It all started when Jonathan Moore, who juggles a full-time job with writing a modern-day adventure-magic-sci-fi novel (not to mention finding time to be an energetic commenter here), mentioned to me that he might give up TV for a month.
He had in mind a radical change, he said. ‘No TV, while I was in my own house. I normally watch six hours a night, so this is a major change. I don’t watch anything I particularly like, I just watch it.’
We all might make resolutions like this but he did it. And in not just any month, but World Cup month – when the rest of the globe probably watched more TV than ever. And he says it has really paid off. He has laced into his rough draft (scraps of dialogue and description) and is now a third of the way through a cohesive, readable manuscript.
It is hardly surprising that spending more time on writing means you get more work done. What is surprising is what Jonathan, who perhaps is the chap pictured below, learned about the way his writerly biorhythms work.
‘I’ve always believed I work best between 11pm and 2am. Now I know this is rubbish. I can work at those times, but my mind is sharper the earlier I work. I can get out of bed and sit straight down at my desk if I want, especially if I’m picking up where I left off. I had one day where I couldn’t stop writing, and went on till 3am because the ideas kept coming. That was because I’d been working since the afternoon and they’d had time to brew.’
There were other benefits too. ‘With the time I’ve freed up I’ve also read seven novels – a lot for me as I had literary burnout after doing a degree in English. When TV was a major factor I was lucky to read one a month, so it didn’t take hold enough to influence my writing style. On the TV-free month I was reading for two to four hours a day and it was far more pervasive.’
That reading soon filtered through to the page. ‘I realized my prose was essentially a screenplay – describing setting in functional way and then going into the dialogue. I wonder how much of this was due to thinking in TV terms? I’m now more able to find alternative expression because I’m reading novels. You can see what I was reading from how my writing changes. Forster makes me introspective, verbose and loquacious. Raymond Carver makes me more terse.’
So now the experiment’s over, have the old habits crept back?
‘I have to keep this momentum going,’ he says. ‘I take nights off to watch TV episodes before they vanish from I-Player, but I have no desire to go back to watching programmes I have no interest in (which was often under the excuse that they’d be useful to me as a writer). I have to keep going to my desk as early as possible, laying the groundwork for the next step and keeping the story going. I have to keep reading.

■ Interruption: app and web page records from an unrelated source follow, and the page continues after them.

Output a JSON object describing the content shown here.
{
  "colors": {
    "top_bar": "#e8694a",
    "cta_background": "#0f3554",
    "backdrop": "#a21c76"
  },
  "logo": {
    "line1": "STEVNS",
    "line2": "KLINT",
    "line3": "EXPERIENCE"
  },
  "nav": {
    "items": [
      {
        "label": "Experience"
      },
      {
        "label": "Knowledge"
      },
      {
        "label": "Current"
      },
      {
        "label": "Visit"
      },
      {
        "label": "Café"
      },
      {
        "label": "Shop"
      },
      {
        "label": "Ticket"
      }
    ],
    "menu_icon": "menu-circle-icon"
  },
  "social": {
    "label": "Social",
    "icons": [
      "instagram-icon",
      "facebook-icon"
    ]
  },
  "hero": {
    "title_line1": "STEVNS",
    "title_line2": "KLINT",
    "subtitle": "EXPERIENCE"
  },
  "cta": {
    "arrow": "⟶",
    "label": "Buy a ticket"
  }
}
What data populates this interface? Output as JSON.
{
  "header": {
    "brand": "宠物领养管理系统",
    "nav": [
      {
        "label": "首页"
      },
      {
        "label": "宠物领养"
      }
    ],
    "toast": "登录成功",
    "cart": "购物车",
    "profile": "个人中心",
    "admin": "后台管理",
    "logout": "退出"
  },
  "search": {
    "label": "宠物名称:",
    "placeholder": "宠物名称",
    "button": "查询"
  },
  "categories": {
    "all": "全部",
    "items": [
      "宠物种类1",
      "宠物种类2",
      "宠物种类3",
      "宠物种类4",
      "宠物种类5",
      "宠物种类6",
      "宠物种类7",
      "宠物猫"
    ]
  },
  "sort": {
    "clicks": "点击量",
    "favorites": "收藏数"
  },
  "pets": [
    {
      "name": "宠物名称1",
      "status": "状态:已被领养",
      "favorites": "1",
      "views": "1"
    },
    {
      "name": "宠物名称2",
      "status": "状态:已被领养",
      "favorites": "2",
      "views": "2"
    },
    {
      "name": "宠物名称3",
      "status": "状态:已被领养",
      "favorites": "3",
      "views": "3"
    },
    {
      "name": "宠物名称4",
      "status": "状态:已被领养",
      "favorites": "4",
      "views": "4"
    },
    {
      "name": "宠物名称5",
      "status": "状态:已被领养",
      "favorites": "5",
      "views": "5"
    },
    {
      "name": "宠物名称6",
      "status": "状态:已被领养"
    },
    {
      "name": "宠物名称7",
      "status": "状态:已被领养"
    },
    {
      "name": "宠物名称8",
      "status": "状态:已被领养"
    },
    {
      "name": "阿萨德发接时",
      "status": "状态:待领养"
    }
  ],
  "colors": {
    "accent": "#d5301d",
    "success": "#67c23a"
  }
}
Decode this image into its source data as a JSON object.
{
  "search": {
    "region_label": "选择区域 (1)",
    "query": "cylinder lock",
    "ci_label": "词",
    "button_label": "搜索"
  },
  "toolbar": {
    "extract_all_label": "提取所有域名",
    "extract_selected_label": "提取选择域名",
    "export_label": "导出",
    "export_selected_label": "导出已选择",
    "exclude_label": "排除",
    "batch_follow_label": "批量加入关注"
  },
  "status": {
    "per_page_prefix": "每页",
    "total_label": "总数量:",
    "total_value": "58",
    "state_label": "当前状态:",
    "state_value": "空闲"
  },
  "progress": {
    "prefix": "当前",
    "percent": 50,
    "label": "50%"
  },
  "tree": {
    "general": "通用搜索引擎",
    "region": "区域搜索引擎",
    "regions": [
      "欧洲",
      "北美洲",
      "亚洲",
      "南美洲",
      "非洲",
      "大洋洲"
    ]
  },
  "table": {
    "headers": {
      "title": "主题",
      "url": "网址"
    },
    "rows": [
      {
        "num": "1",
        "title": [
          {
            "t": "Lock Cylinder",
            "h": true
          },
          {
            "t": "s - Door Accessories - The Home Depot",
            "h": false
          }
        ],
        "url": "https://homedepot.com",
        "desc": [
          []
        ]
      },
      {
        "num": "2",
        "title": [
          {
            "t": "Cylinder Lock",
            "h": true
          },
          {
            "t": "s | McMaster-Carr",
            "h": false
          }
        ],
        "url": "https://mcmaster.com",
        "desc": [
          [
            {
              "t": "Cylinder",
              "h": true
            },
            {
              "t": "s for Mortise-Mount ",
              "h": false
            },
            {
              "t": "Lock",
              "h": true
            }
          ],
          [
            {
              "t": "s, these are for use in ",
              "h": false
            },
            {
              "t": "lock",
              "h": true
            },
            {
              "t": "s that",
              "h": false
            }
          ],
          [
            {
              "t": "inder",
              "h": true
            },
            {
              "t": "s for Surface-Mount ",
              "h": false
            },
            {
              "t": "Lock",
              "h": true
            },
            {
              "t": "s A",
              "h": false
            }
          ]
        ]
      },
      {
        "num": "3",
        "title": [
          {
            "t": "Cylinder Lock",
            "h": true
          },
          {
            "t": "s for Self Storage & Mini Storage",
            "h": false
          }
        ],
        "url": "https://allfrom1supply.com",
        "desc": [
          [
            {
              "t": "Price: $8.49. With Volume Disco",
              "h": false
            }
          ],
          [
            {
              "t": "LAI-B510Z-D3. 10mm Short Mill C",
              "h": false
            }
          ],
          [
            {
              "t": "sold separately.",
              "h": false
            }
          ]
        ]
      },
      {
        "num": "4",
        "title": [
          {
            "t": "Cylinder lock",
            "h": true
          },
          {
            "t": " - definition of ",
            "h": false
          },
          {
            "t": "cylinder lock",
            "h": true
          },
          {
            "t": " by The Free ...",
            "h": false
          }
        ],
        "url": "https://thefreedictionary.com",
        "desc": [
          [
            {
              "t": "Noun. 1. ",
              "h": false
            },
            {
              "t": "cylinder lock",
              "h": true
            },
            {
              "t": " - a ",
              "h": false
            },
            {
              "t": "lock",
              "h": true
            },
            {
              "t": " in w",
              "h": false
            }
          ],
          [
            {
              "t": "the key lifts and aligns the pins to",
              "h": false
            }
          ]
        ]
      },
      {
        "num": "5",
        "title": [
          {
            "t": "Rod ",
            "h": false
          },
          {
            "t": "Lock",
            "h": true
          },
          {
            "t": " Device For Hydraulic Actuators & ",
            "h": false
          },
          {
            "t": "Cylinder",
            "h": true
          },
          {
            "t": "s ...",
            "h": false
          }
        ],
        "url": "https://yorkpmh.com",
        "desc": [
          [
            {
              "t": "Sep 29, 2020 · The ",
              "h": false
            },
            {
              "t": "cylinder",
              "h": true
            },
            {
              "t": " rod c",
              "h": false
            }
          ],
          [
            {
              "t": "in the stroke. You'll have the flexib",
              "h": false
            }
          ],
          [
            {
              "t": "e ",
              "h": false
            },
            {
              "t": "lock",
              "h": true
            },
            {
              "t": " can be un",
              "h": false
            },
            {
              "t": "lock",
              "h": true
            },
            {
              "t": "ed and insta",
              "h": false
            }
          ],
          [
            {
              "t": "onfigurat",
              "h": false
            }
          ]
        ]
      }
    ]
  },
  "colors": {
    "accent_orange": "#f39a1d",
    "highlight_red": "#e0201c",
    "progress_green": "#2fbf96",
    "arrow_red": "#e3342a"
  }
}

I have to keep putting the hours in to write something a bit crap so that the next day I can work out how to fix it. And I have to keep making time for this every day. Otherwise I’ll only ever be one of those people who had an idea for a novel once.’